**WHAT THE TASK REQUIRES**
All of the entries must be output exactly as they are.

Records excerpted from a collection
============================================================

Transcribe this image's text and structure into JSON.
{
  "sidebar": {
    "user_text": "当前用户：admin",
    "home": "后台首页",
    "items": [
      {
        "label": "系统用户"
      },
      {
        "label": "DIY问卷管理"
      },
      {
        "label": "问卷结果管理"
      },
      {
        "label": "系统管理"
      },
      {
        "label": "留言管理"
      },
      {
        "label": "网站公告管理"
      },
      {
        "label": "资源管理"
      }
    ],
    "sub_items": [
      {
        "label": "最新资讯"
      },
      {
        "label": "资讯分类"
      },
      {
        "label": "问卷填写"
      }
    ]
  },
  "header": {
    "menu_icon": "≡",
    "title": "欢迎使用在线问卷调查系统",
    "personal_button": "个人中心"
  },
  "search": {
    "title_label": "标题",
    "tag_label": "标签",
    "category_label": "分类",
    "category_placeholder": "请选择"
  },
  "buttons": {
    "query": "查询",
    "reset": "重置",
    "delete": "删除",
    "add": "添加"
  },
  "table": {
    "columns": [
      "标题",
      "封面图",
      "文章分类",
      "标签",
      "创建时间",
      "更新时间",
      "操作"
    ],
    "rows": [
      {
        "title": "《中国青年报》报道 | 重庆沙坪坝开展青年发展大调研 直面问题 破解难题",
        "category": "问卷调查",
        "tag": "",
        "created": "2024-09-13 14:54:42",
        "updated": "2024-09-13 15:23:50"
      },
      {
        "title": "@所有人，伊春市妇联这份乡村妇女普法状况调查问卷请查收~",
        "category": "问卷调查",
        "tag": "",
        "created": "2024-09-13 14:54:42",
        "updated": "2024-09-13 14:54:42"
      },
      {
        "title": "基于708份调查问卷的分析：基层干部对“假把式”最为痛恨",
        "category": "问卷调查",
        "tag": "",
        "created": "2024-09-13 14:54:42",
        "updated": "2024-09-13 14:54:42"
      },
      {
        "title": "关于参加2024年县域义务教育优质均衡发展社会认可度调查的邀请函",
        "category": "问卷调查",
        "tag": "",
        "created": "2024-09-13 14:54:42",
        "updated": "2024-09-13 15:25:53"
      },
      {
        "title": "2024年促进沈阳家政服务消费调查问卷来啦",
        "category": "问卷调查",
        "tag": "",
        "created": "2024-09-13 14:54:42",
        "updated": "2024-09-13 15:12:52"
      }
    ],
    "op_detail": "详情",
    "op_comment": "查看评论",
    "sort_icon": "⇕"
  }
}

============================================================

**RESPONSE TO THE EXERCISE**
Transcribe this image's text and structure into JSON.
{
  "sidebar": {
    "user_text": "当前用户：admin",
    "home": "后台首页",
    "items": [
      {
        "label": "系统用户"
      },
      {
        "label": "DIY问卷管理"
      },
      {
        "label": "问卷结果管理"
      },
      {
        "label": "系统管理"
      },
      {
        "label": "留言管理"
      },
      {
        "label": "网站公告管理"
      },
      {
        "label": "资源管理"
      }
    ],
    "sub_items": [
      {
        "label": "最新资讯"
      },
      {
        "label": "资讯分类"
      },
      {
        "label": "问卷填写"
      }
    ]
  },
  "header": {
    "menu_icon": "≡",
    "title": "欢迎使用在线问卷调查系统",
    "personal_button": "个人中心"
  },
  "search": {
    "title_label": "标题",
    "tag_label": "标签",
    "category_label": "分类",
    "category_placeholder": "请选择"
  },
  "buttons": {
    "query": "查询",
    "reset": "重置",
    "delete": "删除",
    "add": "添加"
  },
  "table": {
    "columns": [
      "标题",
      "封面图",
      "文章分类",
      "标签",
      "创建时间",
      "更新时间",
      "操作"
    ],
    "rows": [
      {
        "title": "《中国青年报》报道 | 重庆沙坪坝开展青年发展大调研 直面问题 破解难题",
        "category": "问卷调查",
        "tag": "",
        "created": "2024-09-13 14:54:42",
        "updated": "2024-09-13 15:23:50"
      },
      {
        "title": "@所有人，伊春市妇联这份乡村妇女普法状况调查问卷请查收~",
        "category": "问卷调查",
        "tag": "",
        "created": "2024-09-13 14:54:42",
        "updated": "2024-09-13 14:54:42"
      },
      {
        "title": "基于708份调查问卷的分析：基层干部对“假把式”最为痛恨",
        "category": "问卷调查",
        "tag": "",
        "created": "2024-09-13 14:54:42",
        "updated": "2024-09-13 14:54:42"
      },
      {
        "title": "关于参加2024年县域义务教育优质均衡发展社会认可度调查的邀请函",
        "category": "问卷调查",
        "tag": "",
        "created": "2024-09-13 14:54:42",
        "updated": "2024-09-13 15:25:53"
      },
      {
        "title": "2024年促进沈阳家政服务消费调查问卷来啦",
        "category": "问卷调查",
        "tag": "",
        "created": "2024-09-13 14:54:42",
        "updated": "2024-09-13 15:12:52"
      }
    ],
    "op_detail": "详情",
    "op_comment": "查看评论",
    "sort_icon": "⇕"
  }
}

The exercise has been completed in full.